■ **INSTRUCTIONS TO FOLLOW**
Your answer should be a single number: how many lines in the data below hold the string "type".

(Web page and app entries)

☆ ☆ ☆ ☆ ☆ ☆ ☆

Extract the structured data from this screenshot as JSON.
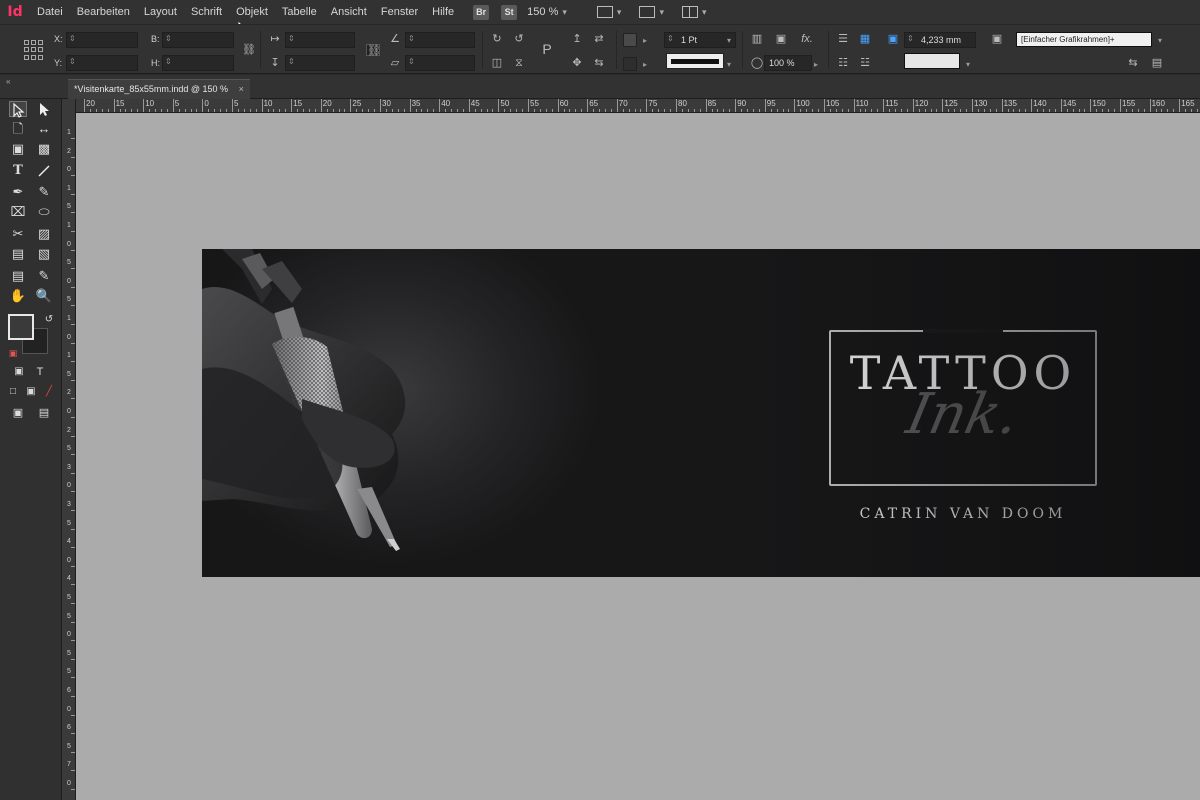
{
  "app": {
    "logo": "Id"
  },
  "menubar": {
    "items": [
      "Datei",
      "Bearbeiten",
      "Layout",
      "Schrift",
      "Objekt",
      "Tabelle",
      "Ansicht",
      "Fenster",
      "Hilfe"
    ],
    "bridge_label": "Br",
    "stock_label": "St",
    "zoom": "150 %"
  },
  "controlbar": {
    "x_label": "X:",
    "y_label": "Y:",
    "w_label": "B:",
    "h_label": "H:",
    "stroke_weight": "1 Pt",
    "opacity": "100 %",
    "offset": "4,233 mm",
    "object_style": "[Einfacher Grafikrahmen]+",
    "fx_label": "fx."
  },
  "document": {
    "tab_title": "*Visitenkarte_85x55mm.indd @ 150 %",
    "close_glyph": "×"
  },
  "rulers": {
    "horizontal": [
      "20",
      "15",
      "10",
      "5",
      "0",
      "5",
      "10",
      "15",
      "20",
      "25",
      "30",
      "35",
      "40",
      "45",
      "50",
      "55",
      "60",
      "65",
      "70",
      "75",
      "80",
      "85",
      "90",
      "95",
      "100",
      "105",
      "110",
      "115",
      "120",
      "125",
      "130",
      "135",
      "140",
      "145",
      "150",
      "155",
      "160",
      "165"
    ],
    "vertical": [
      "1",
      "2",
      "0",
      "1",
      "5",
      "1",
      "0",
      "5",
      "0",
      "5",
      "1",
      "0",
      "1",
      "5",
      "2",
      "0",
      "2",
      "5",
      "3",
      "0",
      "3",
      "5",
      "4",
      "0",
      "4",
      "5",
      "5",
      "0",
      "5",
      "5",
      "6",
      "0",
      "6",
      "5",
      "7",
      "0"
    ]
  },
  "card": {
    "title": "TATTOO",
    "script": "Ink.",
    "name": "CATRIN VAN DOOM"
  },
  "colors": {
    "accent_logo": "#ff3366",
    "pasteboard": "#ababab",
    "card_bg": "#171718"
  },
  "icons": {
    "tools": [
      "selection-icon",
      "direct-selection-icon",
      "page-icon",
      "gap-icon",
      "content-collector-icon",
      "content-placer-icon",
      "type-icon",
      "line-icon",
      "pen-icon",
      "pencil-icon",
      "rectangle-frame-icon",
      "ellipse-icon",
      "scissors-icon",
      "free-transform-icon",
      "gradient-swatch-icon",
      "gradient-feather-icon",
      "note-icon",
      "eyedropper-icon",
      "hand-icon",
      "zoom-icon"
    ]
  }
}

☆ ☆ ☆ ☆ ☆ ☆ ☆

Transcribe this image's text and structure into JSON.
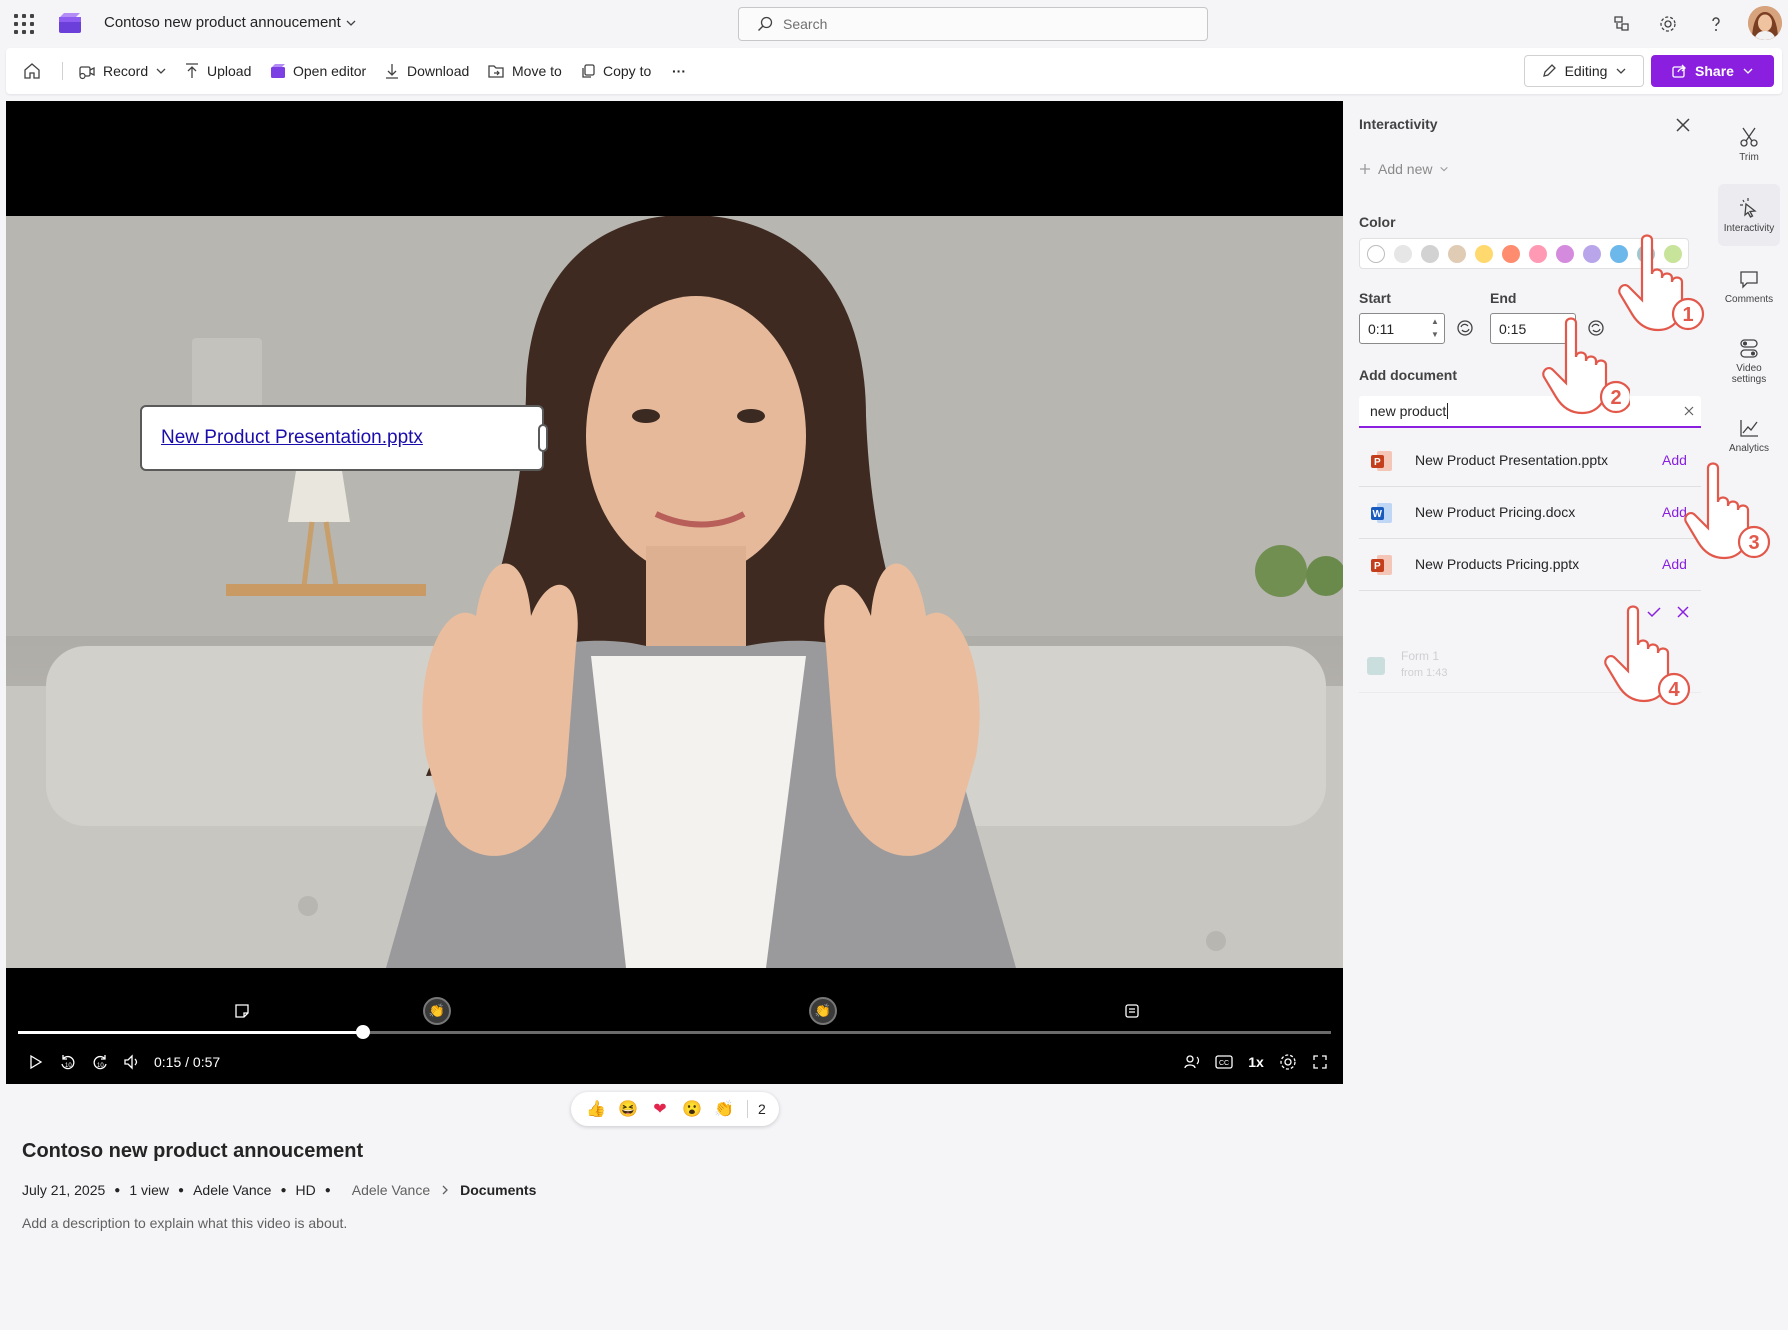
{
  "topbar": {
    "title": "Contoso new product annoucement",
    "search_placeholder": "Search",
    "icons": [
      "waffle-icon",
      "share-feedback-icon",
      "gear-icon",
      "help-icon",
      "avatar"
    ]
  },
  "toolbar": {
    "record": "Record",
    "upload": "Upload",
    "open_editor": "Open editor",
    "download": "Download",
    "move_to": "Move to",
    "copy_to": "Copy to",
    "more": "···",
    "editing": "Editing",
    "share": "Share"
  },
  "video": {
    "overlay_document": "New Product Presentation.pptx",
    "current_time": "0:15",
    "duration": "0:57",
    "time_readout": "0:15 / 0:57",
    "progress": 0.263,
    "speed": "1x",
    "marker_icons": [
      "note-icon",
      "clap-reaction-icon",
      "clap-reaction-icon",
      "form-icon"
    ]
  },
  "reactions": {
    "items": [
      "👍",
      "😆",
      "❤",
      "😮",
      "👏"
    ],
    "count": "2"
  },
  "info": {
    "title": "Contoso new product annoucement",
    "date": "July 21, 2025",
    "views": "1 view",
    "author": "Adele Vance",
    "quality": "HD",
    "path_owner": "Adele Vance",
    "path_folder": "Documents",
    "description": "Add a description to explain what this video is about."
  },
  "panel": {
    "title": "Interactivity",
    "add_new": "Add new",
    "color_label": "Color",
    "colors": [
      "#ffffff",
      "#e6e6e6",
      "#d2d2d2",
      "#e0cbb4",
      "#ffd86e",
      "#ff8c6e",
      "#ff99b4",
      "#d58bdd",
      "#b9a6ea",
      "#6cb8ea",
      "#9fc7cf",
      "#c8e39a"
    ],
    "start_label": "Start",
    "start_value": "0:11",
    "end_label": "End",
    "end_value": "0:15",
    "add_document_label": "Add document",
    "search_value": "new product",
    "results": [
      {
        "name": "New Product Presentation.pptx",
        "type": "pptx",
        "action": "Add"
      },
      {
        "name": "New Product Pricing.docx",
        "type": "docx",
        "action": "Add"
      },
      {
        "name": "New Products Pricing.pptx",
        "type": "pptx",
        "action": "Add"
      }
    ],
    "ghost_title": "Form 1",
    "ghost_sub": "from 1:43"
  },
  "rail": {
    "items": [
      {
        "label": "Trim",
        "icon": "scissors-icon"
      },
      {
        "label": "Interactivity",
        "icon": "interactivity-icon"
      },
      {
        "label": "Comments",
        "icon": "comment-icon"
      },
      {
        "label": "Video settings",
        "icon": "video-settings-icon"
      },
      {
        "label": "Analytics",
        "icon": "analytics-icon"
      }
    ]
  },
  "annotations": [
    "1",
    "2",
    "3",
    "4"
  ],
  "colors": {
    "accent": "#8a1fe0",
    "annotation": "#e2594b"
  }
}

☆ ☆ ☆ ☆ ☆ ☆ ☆

■ **FINISHED TASK**
4